> _WHAT IS BEING ASKED_
Every line below should be copied exactly; drop the pictures.

Data records for software interfaces
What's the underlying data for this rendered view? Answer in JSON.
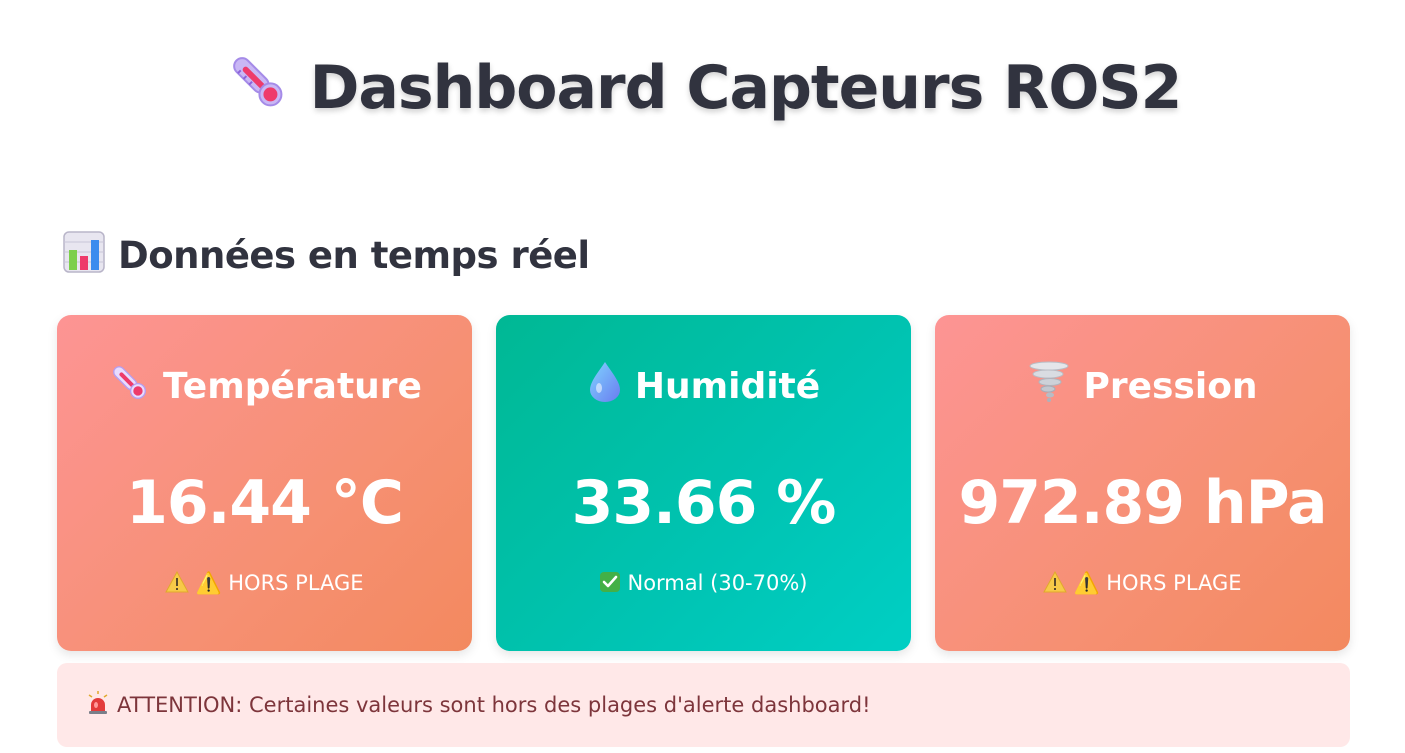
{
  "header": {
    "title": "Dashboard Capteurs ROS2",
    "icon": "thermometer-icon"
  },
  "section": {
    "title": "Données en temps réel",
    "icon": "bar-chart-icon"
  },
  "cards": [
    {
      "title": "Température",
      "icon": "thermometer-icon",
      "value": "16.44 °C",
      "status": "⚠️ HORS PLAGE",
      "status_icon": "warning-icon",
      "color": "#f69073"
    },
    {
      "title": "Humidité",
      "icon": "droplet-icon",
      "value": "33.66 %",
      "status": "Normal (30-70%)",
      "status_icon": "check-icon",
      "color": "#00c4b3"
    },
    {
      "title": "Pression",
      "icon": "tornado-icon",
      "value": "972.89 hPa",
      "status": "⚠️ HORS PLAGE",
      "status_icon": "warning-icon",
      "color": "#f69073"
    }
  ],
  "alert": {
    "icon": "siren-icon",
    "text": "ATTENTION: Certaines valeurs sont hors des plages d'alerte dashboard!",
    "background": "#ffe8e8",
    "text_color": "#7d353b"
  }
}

> _RESPONSE TO THIS TASK_
What's the underlying data for this rendered view? Answer in JSON.
{
  "header": {
    "title": "Dashboard Capteurs ROS2",
    "icon": "thermometer-icon"
  },
  "section": {
    "title": "Données en temps réel",
    "icon": "bar-chart-icon"
  },
  "cards": [
    {
      "title": "Température",
      "icon": "thermometer-icon",
      "value": "16.44 °C",
      "status": "⚠️ HORS PLAGE",
      "status_icon": "warning-icon",
      "color": "#f69073"
    },
    {
      "title": "Humidité",
      "icon": "droplet-icon",
      "value": "33.66 %",
      "status": "Normal (30-70%)",
      "status_icon": "check-icon",
      "color": "#00c4b3"
    },
    {
      "title": "Pression",
      "icon": "tornado-icon",
      "value": "972.89 hPa",
      "status": "⚠️ HORS PLAGE",
      "status_icon": "warning-icon",
      "color": "#f69073"
    }
  ],
  "alert": {
    "icon": "siren-icon",
    "text": "ATTENTION: Certaines valeurs sont hors des plages d'alerte dashboard!",
    "background": "#ffe8e8",
    "text_color": "#7d353b"
  }
}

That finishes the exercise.